We’re entering into a whole new phase of life, my husband and I.
I just graduated a week and a half ago. We moved five days ago. He started a new, much higher paying job yesterday. And I turn in my last timesheet for my old job (which ends with school) today.
His income is now more than enough to support us. And since I’m exhausted from school and don’t have a job lined up, I’m taking some time off.
I thought this time would be super relaxing. I was looking forward to catching up with friends I had neglected throughout the school year. I was excited to build a couple pieces of furniture and revamp some pieces we already have.

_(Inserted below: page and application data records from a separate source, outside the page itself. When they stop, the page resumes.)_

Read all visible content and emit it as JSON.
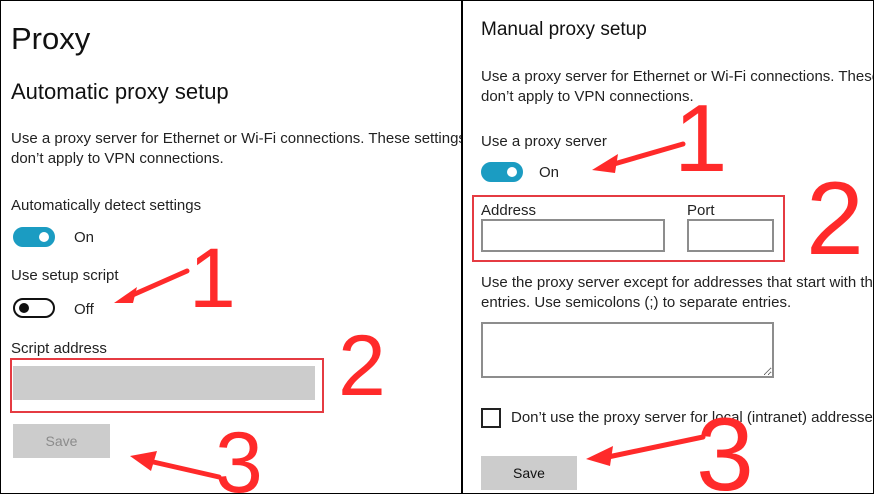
{
  "left_panel": {
    "title": "Proxy",
    "section_title": "Automatic proxy setup",
    "description": "Use a proxy server for Ethernet or Wi-Fi connections. These settings don’t apply to VPN connections.",
    "auto_detect": {
      "label": "Automatically detect settings",
      "state": "On"
    },
    "setup_script": {
      "label": "Use setup script",
      "state": "Off"
    },
    "script_address": {
      "label": "Script address",
      "value": ""
    },
    "save_label": "Save"
  },
  "right_panel": {
    "title": "Manual proxy setup",
    "description": "Use a proxy server for Ethernet or Wi-Fi connections. These se don’t apply to VPN connections.",
    "use_proxy": {
      "label": "Use a proxy server",
      "state": "On"
    },
    "address": {
      "label": "Address",
      "value": ""
    },
    "port": {
      "label": "Port",
      "value": ""
    },
    "exceptions": {
      "description": "Use the proxy server except for addresses that start with the f entries. Use semicolons (;) to separate entries.",
      "value": ""
    },
    "local_bypass": {
      "label": "Don’t use the proxy server for local (intranet) addresses"
    },
    "save_label": "Save"
  },
  "annotations": {
    "left": [
      "1",
      "2",
      "3"
    ],
    "right": [
      "1",
      "2",
      "3"
    ]
  },
  "colors": {
    "toggle_on": "#1b9cc2",
    "annotation_red": "#ff2a2a",
    "highlight_red": "#e53b42",
    "button_gray": "#cccccc"
  },
  "icons": {
    "toggle_on": "toggle-on-icon",
    "toggle_off": "toggle-off-icon",
    "checkbox": "checkbox-icon",
    "arrow": "annotation-arrow-icon"
  }
}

I couldn’t wait to get all our stuff unpacked and try to make our new place feel even half as much like home as our old place.
I thought that I would enjoy a little time off.
But honestly? It’s really hard.
Because I feel like I’m not living up to my own standards. I have fought and continue to fight really hard for gender equality. I get excited with women who can’t wait to do something amazing in their careers. I love it when women aren’t afraid to be bold, aren’t afraid to take charge, and aren’t afraid that, if they make more money than their husbands, they’ll be doing something wrong.
I know it’s not for everyone, and that’s cool. But I still get excited when I encounter such women. And I want to be one of them. I want to do something radical in my career.
Yet, where do I find myself? Sitting at home, cleaning, without so much as a bike to get myself around (our bikes are still in a few different pieces, in our car, which my husband takes to work). I’m in a new city and I only know how to find Target and a coffeeshop (priorities), so even if I had a mode of transportation, I don’t know where I would go. I have nowhere to be anyway, so even if I had a mode of transportation and an idea of where things are, I don’t know why I would bother going to them.
Yesterday, I didn’t leave our apartment until 6:30 p.m.
I am, currently, the definition of what it means to be domestic.
And as a feminist, I’m having a really hard time being okay with that.
Now, I know this is temporary. I’ll find a job in a few weeks when I’ve had time to rejuvenate from the last 16 or so years of perpetual schooling. And eventually I’ll remember to drag my bike out of our car and find some places to go so I can at least travel a little during the day. I’ll make plans and do things and get involved in some sort of mischief, I’m sure.
But, right now, in this moment, I am doing exactly what I swore I would never do.
Now, I’m hesitant to think that God ordained this, because it seems like a minor detail in the grand fabric of existence and it’s easily explainable. But I have no doubt that God is using this time. If you’ve met me, you know that my ego rivals Jeff Winger’s. I am not a humble person. I’m not saying that’s okay, but it is the truth.
Yet I’m currently taking one of the greatest blows to my ego of all time.
God is constantly reminding me that, yes, egalitarianism is a biblical picture of marriage-love, that there’s a reason I want to do something with my life (and my career) and it’s a good thing, that I cannot stop fighting for the equal rights of my sisters, but that doesn’t mean I have to be a 60-hour-per-week breadwinner career woman.
Feminists can fight from the home, too.
And God reminds me of all my sisters who have fought and still fight for the same things, but are most content in the home, whether raising a garden or raising babies, cultivating life in its functional locus.
It’s really hard for me to accept. But, little by little, I’m learning that it takes all types–yes, even domestics–to fight for equality. If I don’t acknowledge their work, I pass judgment on them and I render their efforts useless.
So I thank you, stay-at-homes, work-at-homes, or for-some-other-reason-at-homes, because your work is important too. Don’t forget that it’s your choice, not your role, to be there, but keep fighting the good fight alongside your sisters who find their place elsewhere.
Because whether male or female, domestic or employed, we’re all one in Christ Jesus.